General Court overturns the Commission's fine in EURIBOR cartel

10.9.2019

In 2016, the European Commission fined three global banks for their participation in an interest rate derivatives cartel. The General Court has now annulled the fine imposed on one of the banks, HSBC, on the ground that the Commission’s reasoning when calculating the amount of the fine was insufficient.

General Court’s decision of 24 September 2019 in case T-105/17, HSBC vs the Commission


By assistant attorney Simon Christensen


On 24 September 2019, the General Court annulled the fine imposed by the Commission on HSBC, amounting to EUR 33.6 million, on the ground that the reasons given by the Commission when determining the amount of the fine were insufficient. However, HSBC did not succeed in its claim that HSBC’s behaviour did not amount to a competition law infringement at all.

The EURIBOR cartel

On 7 December 2016, the European Commission imposed fines on three international banks - Crédit Agricole, HSBC and JP Morgan Chase. The banks were fined EUR 485 million in aggregate for having fixed the price of the EURIBOR rate and for having exchanged confidential information. Read more about the Commission’s decision in one of our previous news articles.

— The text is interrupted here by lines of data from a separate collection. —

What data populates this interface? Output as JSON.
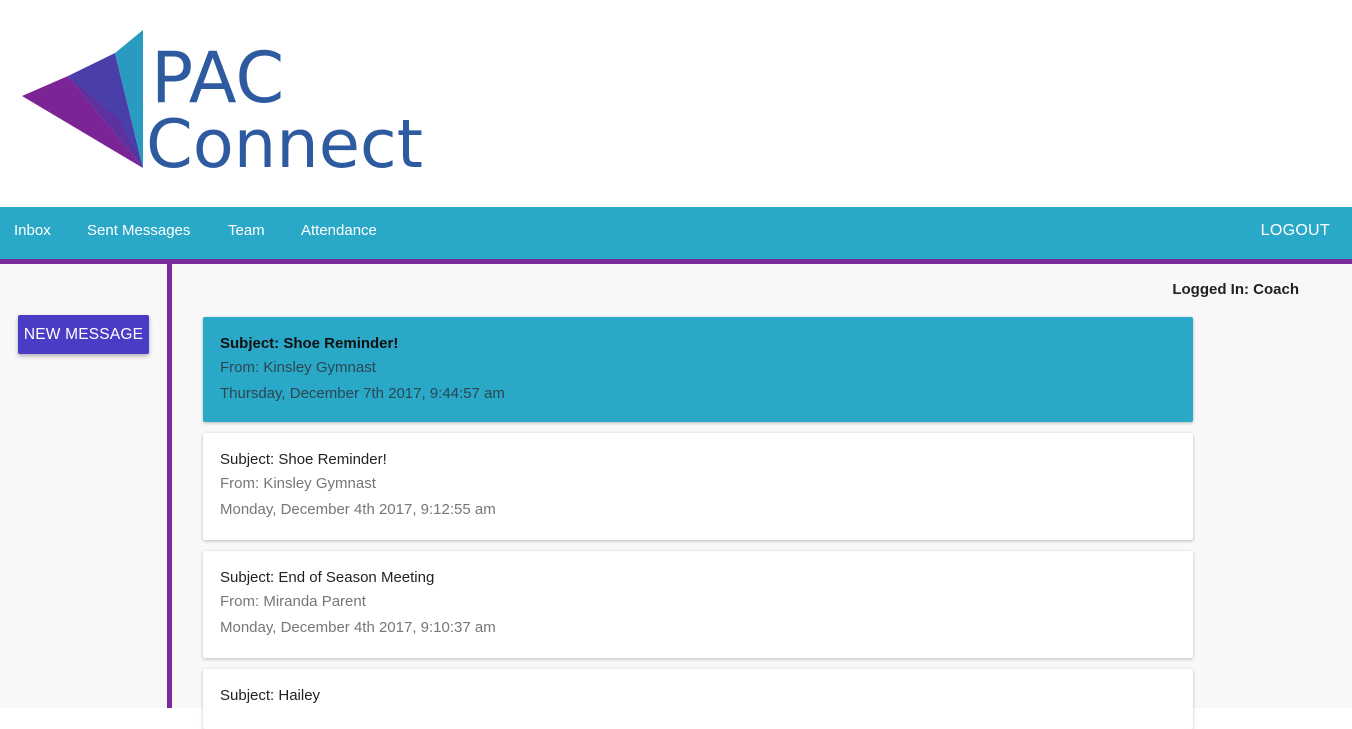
{
  "logo": {
    "line1": "PAC",
    "line2": "Connect",
    "colors": {
      "text": "#2e5aa0",
      "triangle_top": "#2a9bc0",
      "triangle_mid": "#4a3ea8",
      "triangle_bottom": "#7b2496"
    }
  },
  "nav": {
    "items": [
      {
        "label": "Inbox"
      },
      {
        "label": "Sent Messages"
      },
      {
        "label": "Team"
      },
      {
        "label": "Attendance"
      }
    ],
    "logout_label": "LOGOUT",
    "colors": {
      "bar": "#2aa8c8",
      "accent": "#7b2a9e"
    }
  },
  "sidebar": {
    "new_message_label": "NEW MESSAGE"
  },
  "status": {
    "logged_in": "Logged In: Coach"
  },
  "messages": [
    {
      "subject": "Subject: Shoe Reminder!",
      "from": "From: Kinsley Gymnast",
      "date": "Thursday, December 7th 2017, 9:44:57 am",
      "selected": true
    },
    {
      "subject": "Subject: Shoe Reminder!",
      "from": "From: Kinsley Gymnast",
      "date": "Monday, December 4th 2017, 9:12:55 am",
      "selected": false
    },
    {
      "subject": "Subject: End of Season Meeting",
      "from": "From: Miranda Parent",
      "date": "Monday, December 4th 2017, 9:10:37 am",
      "selected": false
    },
    {
      "subject": "Subject: Hailey",
      "from": "",
      "date": "",
      "selected": false
    }
  ]
}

The Commission’s fine on HSBC amounted to EUR 33.6 million. Normally, such fine would be based on the cartel participant’s revenue in the last full financial year in which the participant was active in the cartel. In this case, however, the fine was based on the cash receipts generated by the cash flows that each bank received from their portfolio of Euro Interest Rate Derivatives. This amount was then reduced by a uniform factor for all cartel participants, intended to take into account i.a. that incoming payments were to be set off against outgoing payments and that prices vary a lot.

The Court’s annulment of the fine

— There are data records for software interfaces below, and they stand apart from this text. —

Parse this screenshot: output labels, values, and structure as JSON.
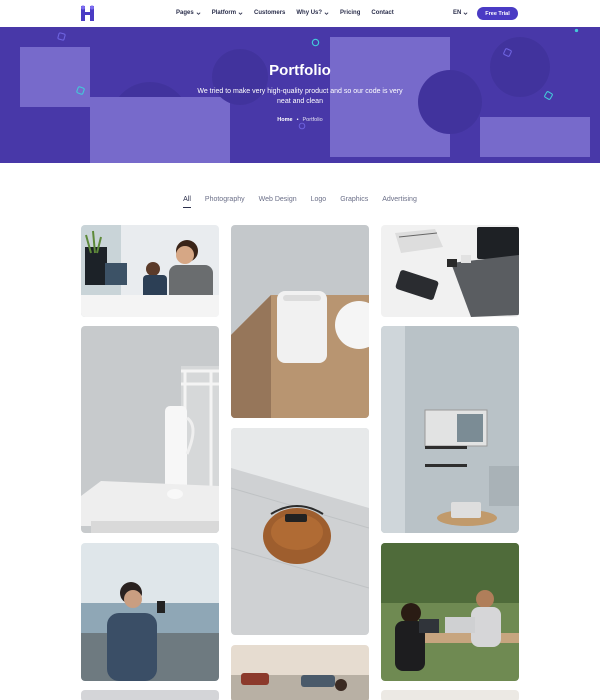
{
  "nav": {
    "menu": [
      {
        "label": "Pages",
        "dropdown": true
      },
      {
        "label": "Platform",
        "dropdown": true
      },
      {
        "label": "Customers",
        "dropdown": false
      },
      {
        "label": "Why Us?",
        "dropdown": true
      },
      {
        "label": "Pricing",
        "dropdown": false
      },
      {
        "label": "Contact",
        "dropdown": false
      }
    ],
    "lang": "EN",
    "cta": "Free Trial"
  },
  "hero": {
    "title": "Portfolio",
    "subtitle": "We tried to make very high-quality product and so our code is very neat and clean",
    "breadcrumb": {
      "home": "Home",
      "separator": "•",
      "current": "Portfolio"
    }
  },
  "filters": {
    "tabs": [
      "All",
      "Photography",
      "Web Design",
      "Logo",
      "Graphics",
      "Advertising"
    ],
    "active": "All"
  },
  "portfolio": {
    "items": [
      {
        "subject": "developers-at-desk-photo"
      },
      {
        "subject": "speaker-on-table-photo"
      },
      {
        "subject": "laptop-and-phone-photo"
      },
      {
        "subject": "vase-on-white-table-photo"
      },
      {
        "subject": "shelf-and-laptop-photo"
      },
      {
        "subject": "leather-bag-photo"
      },
      {
        "subject": "man-with-phone-photo"
      },
      {
        "subject": "street-scene-photo"
      },
      {
        "subject": "people-at-cafe-photo"
      }
    ]
  },
  "colors": {
    "brand": "#4a3bc4",
    "hero_bg": "#5140bd",
    "text_dark": "#2b2f4c",
    "text_muted": "#6b6f88"
  }
}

HSBC appealed the Commission’s decision to the General Court, disputing 1) that the infringement had as its object to restrict competition, 2) that HSBC had participated in the anti-competitive practices, and 3) that the Commission’s reasoning when calculating the amount of the fine was sufficient.

The Court agreed with the Commission that the infringement had as its object to restrict competition, and that HSBC had participated in the anti-competitive practices. As for the determination of the fine level, however, the Court agreed with HSBC that the reasoning applied by Commission for the cash flow reduction factor was inadequate.

In these circumstances, the General Court annulled the Commission’s fine. For a fined party to be able to assess whether the basis of the fine is correct or whether it may be disputed, the reasoning applied must be sufficiently clear. That is what is reflected in the General Court’s decision.

Read the General Court’s decision of 24 September 2019